══ DATA FOR THIS EXERCISE ══

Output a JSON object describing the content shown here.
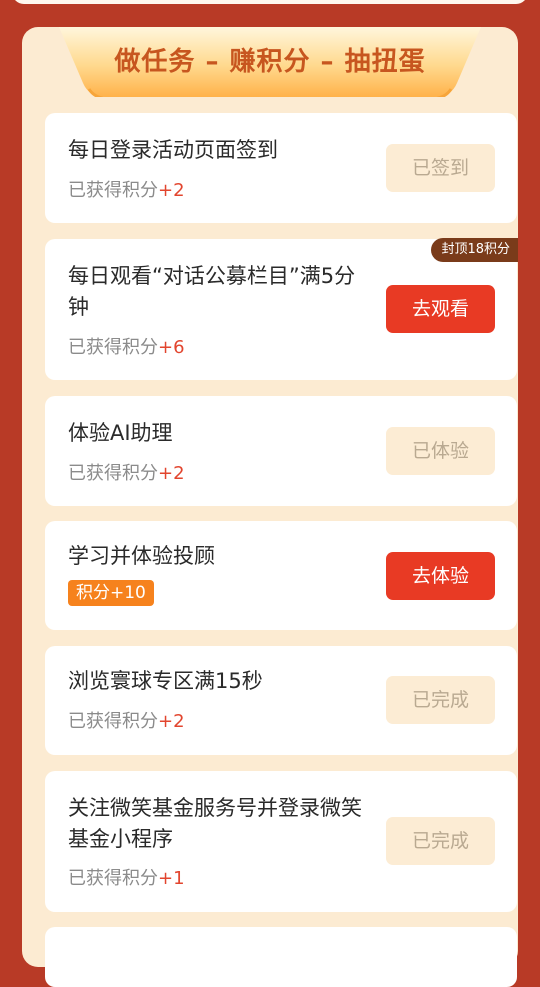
{
  "banner": {
    "title": "做任务 – 赚积分 – 抽扭蛋"
  },
  "tasks": [
    {
      "title": "每日登录活动页面签到",
      "earned_prefix": "已获得积分",
      "earned_value": "+2",
      "button": "已签到"
    },
    {
      "title": "每日观看“对话公募栏目”满5分钟",
      "earned_prefix": "已获得积分",
      "earned_value": "+6",
      "button": "去观看",
      "cap_badge": "封顶18积分"
    },
    {
      "title": "体验AI助理",
      "earned_prefix": "已获得积分",
      "earned_value": "+2",
      "button": "已体验"
    },
    {
      "title": "学习并体验投顾",
      "points_badge": "积分+10",
      "button": "去体验"
    },
    {
      "title": "浏览寰球专区满15秒",
      "earned_prefix": "已获得积分",
      "earned_value": "+2",
      "button": "已完成"
    },
    {
      "title": "关注微笑基金服务号并登录微笑基金小程序",
      "earned_prefix": "已获得积分",
      "earned_value": "+1",
      "button": "已完成"
    }
  ],
  "colors": {
    "page_background": "#b83a26",
    "panel_background": "#fcebd2",
    "action_button": "#e83a24",
    "done_button": "#fcecd4",
    "points_highlight": "#e2452e",
    "points_badge": "#f6821d"
  }
}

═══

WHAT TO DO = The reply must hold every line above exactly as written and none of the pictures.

COMPLETED TASK =
Output a JSON object describing the content shown here.
{
  "banner": {
    "title": "做任务 – 赚积分 – 抽扭蛋"
  },
  "tasks": [
    {
      "title": "每日登录活动页面签到",
      "earned_prefix": "已获得积分",
      "earned_value": "+2",
      "button": "已签到"
    },
    {
      "title": "每日观看“对话公募栏目”满5分钟",
      "earned_prefix": "已获得积分",
      "earned_value": "+6",
      "button": "去观看",
      "cap_badge": "封顶18积分"
    },
    {
      "title": "体验AI助理",
      "earned_prefix": "已获得积分",
      "earned_value": "+2",
      "button": "已体验"
    },
    {
      "title": "学习并体验投顾",
      "points_badge": "积分+10",
      "button": "去体验"
    },
    {
      "title": "浏览寰球专区满15秒",
      "earned_prefix": "已获得积分",
      "earned_value": "+2",
      "button": "已完成"
    },
    {
      "title": "关注微笑基金服务号并登录微笑基金小程序",
      "earned_prefix": "已获得积分",
      "earned_value": "+1",
      "button": "已完成"
    }
  ],
  "colors": {
    "page_background": "#b83a26",
    "panel_background": "#fcebd2",
    "action_button": "#e83a24",
    "done_button": "#fcecd4",
    "points_highlight": "#e2452e",
    "points_badge": "#f6821d"
  }
}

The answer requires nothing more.